*DATA RECORDS*:
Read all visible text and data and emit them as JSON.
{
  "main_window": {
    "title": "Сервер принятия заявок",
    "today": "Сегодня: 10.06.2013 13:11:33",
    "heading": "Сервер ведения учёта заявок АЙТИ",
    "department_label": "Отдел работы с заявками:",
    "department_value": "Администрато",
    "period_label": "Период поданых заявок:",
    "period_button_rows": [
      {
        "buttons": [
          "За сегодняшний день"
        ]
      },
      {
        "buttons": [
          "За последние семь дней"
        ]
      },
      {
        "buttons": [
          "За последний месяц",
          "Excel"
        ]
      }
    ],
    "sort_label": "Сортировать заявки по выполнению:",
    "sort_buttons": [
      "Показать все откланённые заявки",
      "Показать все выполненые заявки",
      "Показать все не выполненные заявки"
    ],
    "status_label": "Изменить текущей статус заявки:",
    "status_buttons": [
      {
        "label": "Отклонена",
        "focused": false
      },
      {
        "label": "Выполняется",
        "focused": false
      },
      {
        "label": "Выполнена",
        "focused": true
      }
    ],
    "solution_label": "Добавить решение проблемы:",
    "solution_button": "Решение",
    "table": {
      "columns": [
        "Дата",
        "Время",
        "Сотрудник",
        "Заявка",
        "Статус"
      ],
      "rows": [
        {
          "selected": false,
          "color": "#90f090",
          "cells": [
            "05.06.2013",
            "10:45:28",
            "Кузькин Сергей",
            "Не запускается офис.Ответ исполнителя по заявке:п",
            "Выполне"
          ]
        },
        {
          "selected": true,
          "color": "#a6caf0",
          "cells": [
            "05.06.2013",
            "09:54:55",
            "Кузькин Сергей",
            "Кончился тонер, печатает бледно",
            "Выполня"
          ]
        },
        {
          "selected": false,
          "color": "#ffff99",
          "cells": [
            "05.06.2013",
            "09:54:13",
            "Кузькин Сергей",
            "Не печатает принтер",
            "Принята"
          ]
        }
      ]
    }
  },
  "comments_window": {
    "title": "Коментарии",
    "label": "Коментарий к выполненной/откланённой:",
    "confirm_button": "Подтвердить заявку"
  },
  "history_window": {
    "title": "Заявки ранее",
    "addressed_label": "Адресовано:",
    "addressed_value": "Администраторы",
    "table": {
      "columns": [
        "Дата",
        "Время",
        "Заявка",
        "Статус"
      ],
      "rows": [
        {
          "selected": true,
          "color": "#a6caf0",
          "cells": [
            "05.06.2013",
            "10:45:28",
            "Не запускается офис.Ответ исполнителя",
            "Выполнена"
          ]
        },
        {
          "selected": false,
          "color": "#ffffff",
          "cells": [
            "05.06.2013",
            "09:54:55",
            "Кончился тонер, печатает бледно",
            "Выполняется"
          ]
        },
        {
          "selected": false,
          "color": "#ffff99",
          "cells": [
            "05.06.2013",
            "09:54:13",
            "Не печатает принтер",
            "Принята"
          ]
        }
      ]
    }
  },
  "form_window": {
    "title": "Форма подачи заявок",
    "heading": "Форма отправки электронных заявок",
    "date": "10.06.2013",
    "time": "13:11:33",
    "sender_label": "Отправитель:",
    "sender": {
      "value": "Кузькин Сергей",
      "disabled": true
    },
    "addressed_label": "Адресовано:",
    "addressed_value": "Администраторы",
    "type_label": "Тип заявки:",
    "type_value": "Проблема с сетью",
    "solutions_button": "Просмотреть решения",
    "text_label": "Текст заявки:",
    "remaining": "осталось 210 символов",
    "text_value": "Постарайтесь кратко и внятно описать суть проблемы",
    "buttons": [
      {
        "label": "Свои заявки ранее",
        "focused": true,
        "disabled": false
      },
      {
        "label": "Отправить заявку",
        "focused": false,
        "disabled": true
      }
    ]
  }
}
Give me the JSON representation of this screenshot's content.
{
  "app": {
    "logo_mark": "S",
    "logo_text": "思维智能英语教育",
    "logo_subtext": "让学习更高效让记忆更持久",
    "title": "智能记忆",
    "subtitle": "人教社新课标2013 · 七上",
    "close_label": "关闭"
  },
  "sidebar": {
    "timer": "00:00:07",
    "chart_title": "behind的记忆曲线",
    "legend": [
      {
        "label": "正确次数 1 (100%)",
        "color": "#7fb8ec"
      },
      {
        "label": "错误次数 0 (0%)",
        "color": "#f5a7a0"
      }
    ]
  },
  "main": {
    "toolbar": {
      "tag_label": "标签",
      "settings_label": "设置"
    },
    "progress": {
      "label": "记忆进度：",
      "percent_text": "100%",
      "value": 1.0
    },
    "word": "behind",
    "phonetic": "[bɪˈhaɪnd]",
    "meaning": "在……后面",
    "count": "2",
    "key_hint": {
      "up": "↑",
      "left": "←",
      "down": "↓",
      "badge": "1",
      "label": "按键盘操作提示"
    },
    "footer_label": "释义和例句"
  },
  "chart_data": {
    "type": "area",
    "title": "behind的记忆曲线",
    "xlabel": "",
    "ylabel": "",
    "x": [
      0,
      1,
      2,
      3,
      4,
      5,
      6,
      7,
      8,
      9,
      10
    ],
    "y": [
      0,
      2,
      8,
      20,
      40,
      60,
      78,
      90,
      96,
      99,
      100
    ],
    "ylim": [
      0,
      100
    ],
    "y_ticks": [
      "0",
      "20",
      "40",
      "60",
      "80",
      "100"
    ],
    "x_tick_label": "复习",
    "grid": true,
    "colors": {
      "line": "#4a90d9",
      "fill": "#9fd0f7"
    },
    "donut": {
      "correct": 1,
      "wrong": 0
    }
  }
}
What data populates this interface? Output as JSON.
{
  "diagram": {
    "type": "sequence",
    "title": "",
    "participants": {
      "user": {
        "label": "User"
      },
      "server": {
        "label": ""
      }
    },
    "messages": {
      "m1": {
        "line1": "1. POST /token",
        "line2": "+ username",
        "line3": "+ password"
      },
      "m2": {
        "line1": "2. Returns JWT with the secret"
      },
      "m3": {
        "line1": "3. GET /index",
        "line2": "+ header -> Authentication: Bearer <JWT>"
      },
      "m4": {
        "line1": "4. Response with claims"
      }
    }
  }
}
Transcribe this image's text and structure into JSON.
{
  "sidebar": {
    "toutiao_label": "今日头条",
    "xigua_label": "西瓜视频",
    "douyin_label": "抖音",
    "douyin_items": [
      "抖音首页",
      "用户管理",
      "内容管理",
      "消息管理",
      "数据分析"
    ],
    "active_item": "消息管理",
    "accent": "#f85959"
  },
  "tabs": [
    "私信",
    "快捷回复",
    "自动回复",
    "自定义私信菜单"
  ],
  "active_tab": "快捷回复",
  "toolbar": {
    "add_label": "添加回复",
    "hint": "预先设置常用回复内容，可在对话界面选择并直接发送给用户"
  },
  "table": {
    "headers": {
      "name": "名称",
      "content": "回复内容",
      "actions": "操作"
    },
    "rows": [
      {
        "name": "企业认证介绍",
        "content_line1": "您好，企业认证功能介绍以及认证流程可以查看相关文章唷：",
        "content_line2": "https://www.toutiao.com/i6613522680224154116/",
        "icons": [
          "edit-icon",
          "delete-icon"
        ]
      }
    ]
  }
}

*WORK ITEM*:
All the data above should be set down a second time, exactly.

*EXERCISE RESPONSE*:
Read all visible text and data and emit them as JSON.
{
  "main_window": {
    "title": "Сервер принятия заявок",
    "today": "Сегодня: 10.06.2013 13:11:33",
    "heading": "Сервер ведения учёта заявок АЙТИ",
    "department_label": "Отдел работы с заявками:",
    "department_value": "Администрато",
    "period_label": "Период поданых заявок:",
    "period_button_rows": [
      {
        "buttons": [
          "За сегодняшний день"
        ]
      },
      {
        "buttons": [
          "За последние семь дней"
        ]
      },
      {
        "buttons": [
          "За последний месяц",
          "Excel"
        ]
      }
    ],
    "sort_label": "Сортировать заявки по выполнению:",
    "sort_buttons": [
      "Показать все откланённые заявки",
      "Показать все выполненые заявки",
      "Показать все не выполненные заявки"
    ],
    "status_label": "Изменить текущей статус заявки:",
    "status_buttons": [
      {
        "label": "Отклонена",
        "focused": false
      },
      {
        "label": "Выполняется",
        "focused": false
      },
      {
        "label": "Выполнена",
        "focused": true
      }
    ],
    "solution_label": "Добавить решение проблемы:",
    "solution_button": "Решение",
    "table": {
      "columns": [
        "Дата",
        "Время",
        "Сотрудник",
        "Заявка",
        "Статус"
      ],
      "rows": [
        {
          "selected": false,
          "color": "#90f090",
          "cells": [
            "05.06.2013",
            "10:45:28",
            "Кузькин Сергей",
            "Не запускается офис.Ответ исполнителя по заявке:п",
            "Выполне"
          ]
        },
        {
          "selected": true,
          "color": "#a6caf0",
          "cells": [
            "05.06.2013",
            "09:54:55",
            "Кузькин Сергей",
            "Кончился тонер, печатает бледно",
            "Выполня"
          ]
        },
        {
          "selected": false,
          "color": "#ffff99",
          "cells": [
            "05.06.2013",
            "09:54:13",
            "Кузькин Сергей",
            "Не печатает принтер",
            "Принята"
          ]
        }
      ]
    }
  },
  "comments_window": {
    "title": "Коментарии",
    "label": "Коментарий к выполненной/откланённой:",
    "confirm_button": "Подтвердить заявку"
  },
  "history_window": {
    "title": "Заявки ранее",
    "addressed_label": "Адресовано:",
    "addressed_value": "Администраторы",
    "table": {
      "columns": [
        "Дата",
        "Время",
        "Заявка",
        "Статус"
      ],
      "rows": [
        {
          "selected": true,
          "color": "#a6caf0",
          "cells": [
            "05.06.2013",
            "10:45:28",
            "Не запускается офис.Ответ исполнителя",
            "Выполнена"
          ]
        },
        {
          "selected": false,
          "color": "#ffffff",
          "cells": [
            "05.06.2013",
            "09:54:55",
            "Кончился тонер, печатает бледно",
            "Выполняется"
          ]
        },
        {
          "selected": false,
          "color": "#ffff99",
          "cells": [
            "05.06.2013",
            "09:54:13",
            "Не печатает принтер",
            "Принята"
          ]
        }
      ]
    }
  },
  "form_window": {
    "title": "Форма подачи заявок",
    "heading": "Форма отправки электронных заявок",
    "date": "10.06.2013",
    "time": "13:11:33",
    "sender_label": "Отправитель:",
    "sender": {
      "value": "Кузькин Сергей",
      "disabled": true
    },
    "addressed_label": "Адресовано:",
    "addressed_value": "Администраторы",
    "type_label": "Тип заявки:",
    "type_value": "Проблема с сетью",
    "solutions_button": "Просмотреть решения",
    "text_label": "Текст заявки:",
    "remaining": "осталось 210 символов",
    "text_value": "Постарайтесь кратко и внятно описать суть проблемы",
    "buttons": [
      {
        "label": "Свои заявки ранее",
        "focused": true,
        "disabled": false
      },
      {
        "label": "Отправить заявку",
        "focused": false,
        "disabled": true
      }
    ]
  }
}
Give me the JSON representation of this screenshot's content.
{
  "app": {
    "logo_mark": "S",
    "logo_text": "思维智能英语教育",
    "logo_subtext": "让学习更高效让记忆更持久",
    "title": "智能记忆",
    "subtitle": "人教社新课标2013 · 七上",
    "close_label": "关闭"
  },
  "sidebar": {
    "timer": "00:00:07",
    "chart_title": "behind的记忆曲线",
    "legend": [
      {
        "label": "正确次数 1 (100%)",
        "color": "#7fb8ec"
      },
      {
        "label": "错误次数 0 (0%)",
        "color": "#f5a7a0"
      }
    ]
  },
  "main": {
    "toolbar": {
      "tag_label": "标签",
      "settings_label": "设置"
    },
    "progress": {
      "label": "记忆进度：",
      "percent_text": "100%",
      "value": 1.0
    },
    "word": "behind",
    "phonetic": "[bɪˈhaɪnd]",
    "meaning": "在……后面",
    "count": "2",
    "key_hint": {
      "up": "↑",
      "left": "←",
      "down": "↓",
      "badge": "1",
      "label": "按键盘操作提示"
    },
    "footer_label": "释义和例句"
  },
  "chart_data": {
    "type": "area",
    "title": "behind的记忆曲线",
    "xlabel": "",
    "ylabel": "",
    "x": [
      0,
      1,
      2,
      3,
      4,
      5,
      6,
      7,
      8,
      9,
      10
    ],
    "y": [
      0,
      2,
      8,
      20,
      40,
      60,
      78,
      90,
      96,
      99,
      100
    ],
    "ylim": [
      0,
      100
    ],
    "y_ticks": [
      "0",
      "20",
      "40",
      "60",
      "80",
      "100"
    ],
    "x_tick_label": "复习",
    "grid": true,
    "colors": {
      "line": "#4a90d9",
      "fill": "#9fd0f7"
    },
    "donut": {
      "correct": 1,
      "wrong": 0
    }
  }
}
What data populates this interface? Output as JSON.
{
  "diagram": {
    "type": "sequence",
    "title": "",
    "participants": {
      "user": {
        "label": "User"
      },
      "server": {
        "label": ""
      }
    },
    "messages": {
      "m1": {
        "line1": "1. POST /token",
        "line2": "+ username",
        "line3": "+ password"
      },
      "m2": {
        "line1": "2. Returns JWT with the secret"
      },
      "m3": {
        "line1": "3. GET /index",
        "line2": "+ header -> Authentication: Bearer <JWT>"
      },
      "m4": {
        "line1": "4. Response with claims"
      }
    }
  }
}
Transcribe this image's text and structure into JSON.
{
  "sidebar": {
    "toutiao_label": "今日头条",
    "xigua_label": "西瓜视频",
    "douyin_label": "抖音",
    "douyin_items": [
      "抖音首页",
      "用户管理",
      "内容管理",
      "消息管理",
      "数据分析"
    ],
    "active_item": "消息管理",
    "accent": "#f85959"
  },
  "tabs": [
    "私信",
    "快捷回复",
    "自动回复",
    "自定义私信菜单"
  ],
  "active_tab": "快捷回复",
  "toolbar": {
    "add_label": "添加回复",
    "hint": "预先设置常用回复内容，可在对话界面选择并直接发送给用户"
  },
  "table": {
    "headers": {
      "name": "名称",
      "content": "回复内容",
      "actions": "操作"
    },
    "rows": [
      {
        "name": "企业认证介绍",
        "content_line1": "您好，企业认证功能介绍以及认证流程可以查看相关文章唷：",
        "content_line2": "https://www.toutiao.com/i6613522680224154116/",
        "icons": [
          "edit-icon",
          "delete-icon"
        ]
      }
    ]
  }
}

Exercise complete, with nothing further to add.